State legal expenses associated with former Senate aide Michael Brodkorb’s lawsuit now top $226,000. The Minnesota Senate is paying a private firm to fight claims it mishandled Brodkorb’s termination. The latest $27,700 invoice was made public Wednesday and covers expenses from February through April.
A federal judge has issued a sweeping order allowing either party in fired aide Michael Brodkorb’s lawsuit against the Minnesota Senate to designate materials or witness depositions as confidential. The information seal relates to pre-trial discovery in the case headed for trial next year.
The first wave of deposition notices went out Wednesday in federal lawsuit by a former Minnesota legislative staff member fired after his affair with the then-Senate majority leader.
Ex-Senate staffer Michael Brodkorb pleaded guilty Wednesday to fourth-degree DUI in connection with the January crash on Interstate 35E that left him seriously injured.
The Minnesota Senate’s latest legal bill in an ongoing lawsuit by ex-employee Michael Brodkorb totals nearly $6,000.
A federal judge has dismissed three counts from former Minnesota Senate aide Michael Brodkorb’s lawsuit over his firing — but two discrimination counts remain as the case goes forward.
Ex-Senate staffer Michael Brodkorb is accused of driving drunk and without a seat belt in connection with the Jan. 23 crash in Mendota Heights that left him seriously injured, according to charges filed Tuesday.
The Minnesota State Patrol said ex-Senate staffer Michael Brodkorb was over the legal limit on the night he crashed his car.
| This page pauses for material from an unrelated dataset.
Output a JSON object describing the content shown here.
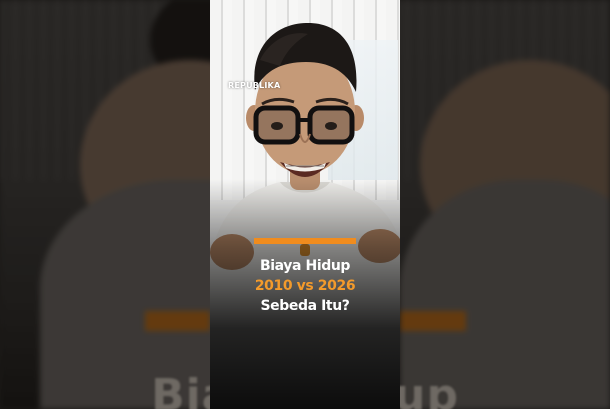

Former Republican Senate Majority Leader Amy Koch is breaking her silence about her resignation.